Nor does the fact that the sentencing Court retained the discretionary authority to impose a shorter period of PRS require a different result. At the time claimant was sentenced, Penal Law 70.45 (former [2]) stated that "[t]he period of post-release supervision for a determinate sentence shall be five years . . . provided, however, that when a determinate sentence is imposed pursuant to section 70.02 of this article, the court, at the time of sentence, may specify a shorter period of post-release supervision of not less than two and one-half years upon a conviction for a class B or class C violent felony offense . . ." In Donald v State of New York (73 AD3d 1465, 1466-67 [2010]) the Appellate Division, Fourth Department, held with respect to analogous provisions of Penal Law 70.45 (former [2]) applicable to class D violent felony convictions, that at the time of claimant's sentencing the maximum period of PRS "was imposed automatically if the court was silent with respect to postrelease supervision".

Here, as in Donald, the imposition of a five-year period of PRS was automatically imposed where the sentencing court was silent with respect to a shorter term. Accordingly, the administrative imposition of PRS in this case was no less privileged than the imposition of the mandatory PRS terms at issue in Collins and Nazario.

Based on the foregoing, defendant's motion for summary judgment is granted and the claim is dismissed.

October 25, 2010

Saratoga Springs, New York


Judge of the Court of Claims

The Court considered the following papers:

  1. Notice of motion dated March 26, 2010;
  2. Affirmation of Michael T. Krenrich dated March 26, 2010 with exhibits;
  3. Memorandum of law of David P. Feldman, undated and unfiled, received in chambers on August 12, 2010.
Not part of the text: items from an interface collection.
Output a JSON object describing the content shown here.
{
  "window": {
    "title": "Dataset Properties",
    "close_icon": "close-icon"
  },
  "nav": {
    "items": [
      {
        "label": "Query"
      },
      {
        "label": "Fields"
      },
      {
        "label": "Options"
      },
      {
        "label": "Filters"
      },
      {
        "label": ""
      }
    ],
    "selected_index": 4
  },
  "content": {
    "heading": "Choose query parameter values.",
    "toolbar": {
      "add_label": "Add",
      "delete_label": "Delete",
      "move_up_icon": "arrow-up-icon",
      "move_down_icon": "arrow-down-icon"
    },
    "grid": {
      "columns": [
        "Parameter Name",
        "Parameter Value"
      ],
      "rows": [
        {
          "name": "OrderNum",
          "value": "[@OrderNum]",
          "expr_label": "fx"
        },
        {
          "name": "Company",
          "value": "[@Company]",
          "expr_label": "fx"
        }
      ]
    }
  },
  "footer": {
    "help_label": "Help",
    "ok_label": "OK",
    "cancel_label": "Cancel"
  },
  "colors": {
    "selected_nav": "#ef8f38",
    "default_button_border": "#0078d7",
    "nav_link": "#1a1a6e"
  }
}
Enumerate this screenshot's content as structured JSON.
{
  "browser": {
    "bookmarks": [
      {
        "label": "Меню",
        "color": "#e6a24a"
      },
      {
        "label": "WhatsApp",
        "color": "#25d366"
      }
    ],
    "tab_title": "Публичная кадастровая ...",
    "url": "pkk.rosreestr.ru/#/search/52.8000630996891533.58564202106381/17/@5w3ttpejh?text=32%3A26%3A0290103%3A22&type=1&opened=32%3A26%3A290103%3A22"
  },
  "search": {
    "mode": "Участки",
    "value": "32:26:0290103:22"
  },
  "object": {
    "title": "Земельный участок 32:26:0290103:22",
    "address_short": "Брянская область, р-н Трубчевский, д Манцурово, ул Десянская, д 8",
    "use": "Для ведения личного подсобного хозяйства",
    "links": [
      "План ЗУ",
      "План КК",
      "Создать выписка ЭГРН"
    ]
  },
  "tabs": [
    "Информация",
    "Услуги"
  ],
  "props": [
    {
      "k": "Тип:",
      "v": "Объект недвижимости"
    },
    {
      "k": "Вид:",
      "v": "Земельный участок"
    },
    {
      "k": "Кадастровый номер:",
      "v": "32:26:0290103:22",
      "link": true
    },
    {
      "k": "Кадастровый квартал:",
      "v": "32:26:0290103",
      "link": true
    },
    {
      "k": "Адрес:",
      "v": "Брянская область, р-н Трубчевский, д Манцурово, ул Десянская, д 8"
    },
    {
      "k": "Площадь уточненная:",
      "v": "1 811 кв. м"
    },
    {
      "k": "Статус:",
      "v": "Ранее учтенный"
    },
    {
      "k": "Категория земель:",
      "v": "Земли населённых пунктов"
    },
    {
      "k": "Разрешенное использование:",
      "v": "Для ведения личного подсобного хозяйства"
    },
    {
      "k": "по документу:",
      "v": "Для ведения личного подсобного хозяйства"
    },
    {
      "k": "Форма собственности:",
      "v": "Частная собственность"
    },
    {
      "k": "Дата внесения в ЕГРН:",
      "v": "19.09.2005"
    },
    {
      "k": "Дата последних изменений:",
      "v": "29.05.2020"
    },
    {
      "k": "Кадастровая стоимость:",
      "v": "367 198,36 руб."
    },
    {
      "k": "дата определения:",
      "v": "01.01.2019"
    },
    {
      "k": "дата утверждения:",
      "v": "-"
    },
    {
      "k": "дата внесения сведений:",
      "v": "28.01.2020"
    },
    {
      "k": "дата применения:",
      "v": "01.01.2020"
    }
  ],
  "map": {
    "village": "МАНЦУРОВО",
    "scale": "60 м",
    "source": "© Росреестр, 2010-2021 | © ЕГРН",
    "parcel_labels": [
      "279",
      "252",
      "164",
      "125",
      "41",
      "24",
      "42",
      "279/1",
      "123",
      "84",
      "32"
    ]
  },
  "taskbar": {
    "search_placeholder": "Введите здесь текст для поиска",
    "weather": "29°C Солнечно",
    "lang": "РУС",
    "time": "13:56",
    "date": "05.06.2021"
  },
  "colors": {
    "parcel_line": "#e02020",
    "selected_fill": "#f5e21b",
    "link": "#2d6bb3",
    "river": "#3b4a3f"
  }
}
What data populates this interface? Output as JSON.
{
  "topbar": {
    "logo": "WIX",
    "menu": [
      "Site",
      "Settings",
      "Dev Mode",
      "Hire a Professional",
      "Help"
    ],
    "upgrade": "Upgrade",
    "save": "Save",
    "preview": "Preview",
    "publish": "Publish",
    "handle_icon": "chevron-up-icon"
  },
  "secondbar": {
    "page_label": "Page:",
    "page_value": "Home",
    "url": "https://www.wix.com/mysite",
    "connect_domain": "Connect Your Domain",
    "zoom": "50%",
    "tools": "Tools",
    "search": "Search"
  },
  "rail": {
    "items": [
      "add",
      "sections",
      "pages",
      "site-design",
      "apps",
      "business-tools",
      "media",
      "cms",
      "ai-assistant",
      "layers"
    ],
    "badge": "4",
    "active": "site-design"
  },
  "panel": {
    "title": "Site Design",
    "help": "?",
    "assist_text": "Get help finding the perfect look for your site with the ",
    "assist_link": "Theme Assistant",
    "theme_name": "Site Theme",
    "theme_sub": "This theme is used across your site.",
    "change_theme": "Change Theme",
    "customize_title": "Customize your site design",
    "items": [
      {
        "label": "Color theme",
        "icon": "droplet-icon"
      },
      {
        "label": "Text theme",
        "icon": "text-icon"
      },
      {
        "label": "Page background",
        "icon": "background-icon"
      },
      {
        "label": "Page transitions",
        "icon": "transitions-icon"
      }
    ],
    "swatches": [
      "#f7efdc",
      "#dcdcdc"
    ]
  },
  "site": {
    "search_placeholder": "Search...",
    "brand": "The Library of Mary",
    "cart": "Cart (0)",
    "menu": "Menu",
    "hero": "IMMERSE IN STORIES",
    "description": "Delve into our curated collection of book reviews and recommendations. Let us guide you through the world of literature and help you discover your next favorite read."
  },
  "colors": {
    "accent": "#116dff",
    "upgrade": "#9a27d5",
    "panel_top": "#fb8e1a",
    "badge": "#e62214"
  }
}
1. The Judgment was later amended to correct the spelling of the claimant's name and DIN number (Exhibits I and J).